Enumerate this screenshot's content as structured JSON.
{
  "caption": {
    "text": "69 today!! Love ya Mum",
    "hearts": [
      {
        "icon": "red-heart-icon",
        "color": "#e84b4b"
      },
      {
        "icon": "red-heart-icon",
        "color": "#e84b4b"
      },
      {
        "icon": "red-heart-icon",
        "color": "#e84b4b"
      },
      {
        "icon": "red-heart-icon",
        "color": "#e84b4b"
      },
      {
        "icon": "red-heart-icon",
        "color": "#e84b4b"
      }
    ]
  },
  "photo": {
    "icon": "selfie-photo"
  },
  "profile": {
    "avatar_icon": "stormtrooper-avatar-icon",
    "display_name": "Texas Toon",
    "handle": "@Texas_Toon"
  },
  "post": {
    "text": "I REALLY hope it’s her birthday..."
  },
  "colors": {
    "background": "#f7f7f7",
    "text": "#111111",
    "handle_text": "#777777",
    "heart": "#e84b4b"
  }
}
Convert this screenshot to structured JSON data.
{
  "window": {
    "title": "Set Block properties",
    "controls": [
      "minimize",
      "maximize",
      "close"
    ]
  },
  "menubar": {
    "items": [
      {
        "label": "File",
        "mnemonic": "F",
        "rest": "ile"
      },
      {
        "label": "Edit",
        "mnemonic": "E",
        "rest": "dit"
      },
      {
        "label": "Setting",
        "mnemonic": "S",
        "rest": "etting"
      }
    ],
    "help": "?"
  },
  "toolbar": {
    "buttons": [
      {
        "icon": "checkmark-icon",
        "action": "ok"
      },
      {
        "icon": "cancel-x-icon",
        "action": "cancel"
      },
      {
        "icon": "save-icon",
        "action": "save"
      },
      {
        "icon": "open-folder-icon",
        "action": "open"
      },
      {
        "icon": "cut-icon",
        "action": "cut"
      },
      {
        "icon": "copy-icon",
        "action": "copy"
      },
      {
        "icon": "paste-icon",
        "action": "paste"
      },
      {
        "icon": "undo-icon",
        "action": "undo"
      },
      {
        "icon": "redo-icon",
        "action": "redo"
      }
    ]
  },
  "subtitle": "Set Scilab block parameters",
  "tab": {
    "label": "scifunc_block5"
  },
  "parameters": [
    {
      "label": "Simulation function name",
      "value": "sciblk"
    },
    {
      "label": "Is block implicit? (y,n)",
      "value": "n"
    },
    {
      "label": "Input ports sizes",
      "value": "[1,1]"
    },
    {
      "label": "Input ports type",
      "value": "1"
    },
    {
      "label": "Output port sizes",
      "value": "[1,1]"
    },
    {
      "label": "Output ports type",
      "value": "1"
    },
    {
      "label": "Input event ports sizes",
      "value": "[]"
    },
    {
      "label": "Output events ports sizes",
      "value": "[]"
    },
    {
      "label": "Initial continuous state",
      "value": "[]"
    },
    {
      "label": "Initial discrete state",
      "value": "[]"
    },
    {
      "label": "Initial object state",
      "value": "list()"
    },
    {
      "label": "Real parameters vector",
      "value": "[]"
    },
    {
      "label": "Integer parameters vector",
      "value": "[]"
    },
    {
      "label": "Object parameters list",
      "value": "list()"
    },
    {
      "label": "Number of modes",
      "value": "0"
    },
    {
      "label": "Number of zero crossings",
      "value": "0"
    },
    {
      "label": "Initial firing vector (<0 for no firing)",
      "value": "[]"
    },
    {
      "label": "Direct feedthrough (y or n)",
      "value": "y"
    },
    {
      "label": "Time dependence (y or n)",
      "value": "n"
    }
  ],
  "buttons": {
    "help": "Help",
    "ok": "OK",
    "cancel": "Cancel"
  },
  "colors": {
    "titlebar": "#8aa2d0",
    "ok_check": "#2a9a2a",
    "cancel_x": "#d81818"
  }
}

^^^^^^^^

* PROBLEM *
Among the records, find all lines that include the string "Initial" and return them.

* SOLVED PROBLEM *
      "label": "Initial continuous state",
      "label": "Initial discrete state",
      "label": "Initial object state",
      "label": "Initial firing vector (<0 for no firing)",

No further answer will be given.